What is being asked -
Return every line from the records below that has the word "name".

Data records for software interfaces
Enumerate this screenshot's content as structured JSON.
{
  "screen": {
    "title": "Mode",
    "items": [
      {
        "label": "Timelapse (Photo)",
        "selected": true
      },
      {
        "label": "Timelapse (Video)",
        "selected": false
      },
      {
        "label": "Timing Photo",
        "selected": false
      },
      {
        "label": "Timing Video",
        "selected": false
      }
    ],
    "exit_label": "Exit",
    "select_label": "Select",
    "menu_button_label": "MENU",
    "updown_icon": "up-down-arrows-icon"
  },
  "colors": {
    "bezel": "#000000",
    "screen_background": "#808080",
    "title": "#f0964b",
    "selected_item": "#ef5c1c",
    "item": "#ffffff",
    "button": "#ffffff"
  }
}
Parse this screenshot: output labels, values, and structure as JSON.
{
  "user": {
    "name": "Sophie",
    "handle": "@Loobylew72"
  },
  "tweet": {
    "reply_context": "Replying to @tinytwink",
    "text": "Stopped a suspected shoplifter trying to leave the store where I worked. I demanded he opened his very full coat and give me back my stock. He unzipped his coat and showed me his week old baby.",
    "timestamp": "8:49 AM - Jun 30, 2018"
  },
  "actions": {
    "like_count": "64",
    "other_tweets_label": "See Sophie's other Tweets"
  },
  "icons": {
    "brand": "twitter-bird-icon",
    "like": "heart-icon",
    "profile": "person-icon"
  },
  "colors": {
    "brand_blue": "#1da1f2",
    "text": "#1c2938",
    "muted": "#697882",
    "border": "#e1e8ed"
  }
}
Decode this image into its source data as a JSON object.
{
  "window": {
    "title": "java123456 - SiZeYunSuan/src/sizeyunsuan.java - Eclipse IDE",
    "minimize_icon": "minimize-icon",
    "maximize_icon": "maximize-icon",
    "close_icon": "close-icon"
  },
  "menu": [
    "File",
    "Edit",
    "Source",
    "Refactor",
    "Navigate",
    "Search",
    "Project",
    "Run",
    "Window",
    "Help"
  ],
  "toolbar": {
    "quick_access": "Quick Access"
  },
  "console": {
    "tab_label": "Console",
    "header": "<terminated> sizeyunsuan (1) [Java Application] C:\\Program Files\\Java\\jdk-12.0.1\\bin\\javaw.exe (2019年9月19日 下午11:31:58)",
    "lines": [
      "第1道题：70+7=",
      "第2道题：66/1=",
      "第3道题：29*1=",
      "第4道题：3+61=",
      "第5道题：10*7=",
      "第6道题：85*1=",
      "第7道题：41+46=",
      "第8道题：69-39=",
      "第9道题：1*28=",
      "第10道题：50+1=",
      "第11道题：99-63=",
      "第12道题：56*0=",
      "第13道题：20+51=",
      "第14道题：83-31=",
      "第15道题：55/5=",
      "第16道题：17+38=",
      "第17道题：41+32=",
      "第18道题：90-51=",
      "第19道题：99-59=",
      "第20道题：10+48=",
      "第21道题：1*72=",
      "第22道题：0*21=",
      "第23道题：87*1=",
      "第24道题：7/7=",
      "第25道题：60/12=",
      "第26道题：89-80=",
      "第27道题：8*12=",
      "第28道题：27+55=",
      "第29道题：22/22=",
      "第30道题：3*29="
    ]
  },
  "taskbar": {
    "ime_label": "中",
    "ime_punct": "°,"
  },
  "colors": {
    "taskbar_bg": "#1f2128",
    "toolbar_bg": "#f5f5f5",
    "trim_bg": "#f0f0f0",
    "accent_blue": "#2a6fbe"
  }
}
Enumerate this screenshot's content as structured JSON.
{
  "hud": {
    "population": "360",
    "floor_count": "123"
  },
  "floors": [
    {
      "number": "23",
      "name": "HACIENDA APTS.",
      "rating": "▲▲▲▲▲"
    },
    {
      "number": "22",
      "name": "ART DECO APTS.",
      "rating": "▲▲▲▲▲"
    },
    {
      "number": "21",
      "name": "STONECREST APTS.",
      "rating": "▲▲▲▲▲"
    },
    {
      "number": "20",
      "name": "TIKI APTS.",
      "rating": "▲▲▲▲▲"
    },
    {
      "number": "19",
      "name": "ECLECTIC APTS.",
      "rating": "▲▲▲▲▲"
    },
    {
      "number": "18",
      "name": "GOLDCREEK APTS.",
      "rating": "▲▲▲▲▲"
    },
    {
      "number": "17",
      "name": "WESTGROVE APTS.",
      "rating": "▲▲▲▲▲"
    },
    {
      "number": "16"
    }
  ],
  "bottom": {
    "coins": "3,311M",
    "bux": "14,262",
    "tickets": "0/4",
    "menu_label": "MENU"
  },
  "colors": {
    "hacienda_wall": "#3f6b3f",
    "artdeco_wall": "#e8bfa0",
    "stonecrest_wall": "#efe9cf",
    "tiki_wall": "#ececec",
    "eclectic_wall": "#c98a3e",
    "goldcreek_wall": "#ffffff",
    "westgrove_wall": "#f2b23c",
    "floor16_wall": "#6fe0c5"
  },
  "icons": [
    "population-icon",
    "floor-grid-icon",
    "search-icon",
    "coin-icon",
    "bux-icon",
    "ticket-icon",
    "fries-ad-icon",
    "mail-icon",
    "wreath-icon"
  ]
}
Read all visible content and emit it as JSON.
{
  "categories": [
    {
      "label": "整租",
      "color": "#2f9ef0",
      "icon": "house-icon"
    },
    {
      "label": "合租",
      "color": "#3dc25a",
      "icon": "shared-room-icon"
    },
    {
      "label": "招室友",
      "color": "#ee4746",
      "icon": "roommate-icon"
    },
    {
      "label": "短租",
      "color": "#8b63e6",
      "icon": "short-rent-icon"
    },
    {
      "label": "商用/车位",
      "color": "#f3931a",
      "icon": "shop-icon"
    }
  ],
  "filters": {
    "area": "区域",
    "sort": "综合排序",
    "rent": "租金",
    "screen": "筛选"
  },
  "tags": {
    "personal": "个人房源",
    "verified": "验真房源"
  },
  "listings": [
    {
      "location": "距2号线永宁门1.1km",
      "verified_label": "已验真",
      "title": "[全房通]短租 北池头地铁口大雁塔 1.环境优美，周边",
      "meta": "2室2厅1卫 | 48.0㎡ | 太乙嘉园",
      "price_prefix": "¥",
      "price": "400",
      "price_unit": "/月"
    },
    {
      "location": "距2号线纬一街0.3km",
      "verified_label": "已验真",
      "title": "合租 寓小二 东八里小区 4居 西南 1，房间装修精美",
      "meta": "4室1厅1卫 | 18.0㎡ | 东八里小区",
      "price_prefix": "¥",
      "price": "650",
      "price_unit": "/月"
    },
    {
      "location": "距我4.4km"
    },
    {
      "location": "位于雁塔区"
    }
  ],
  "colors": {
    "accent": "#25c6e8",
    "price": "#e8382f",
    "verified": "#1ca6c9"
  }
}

Exercise answer -
    "name": "Sophie",
      "name": "HACIENDA APTS.",
      "name": "ART DECO APTS.",
      "name": "STONECREST APTS.",
      "name": "TIKI APTS.",
      "name": "ECLECTIC APTS.",
      "name": "GOLDCREEK APTS.",
      "name": "WESTGROVE APTS.",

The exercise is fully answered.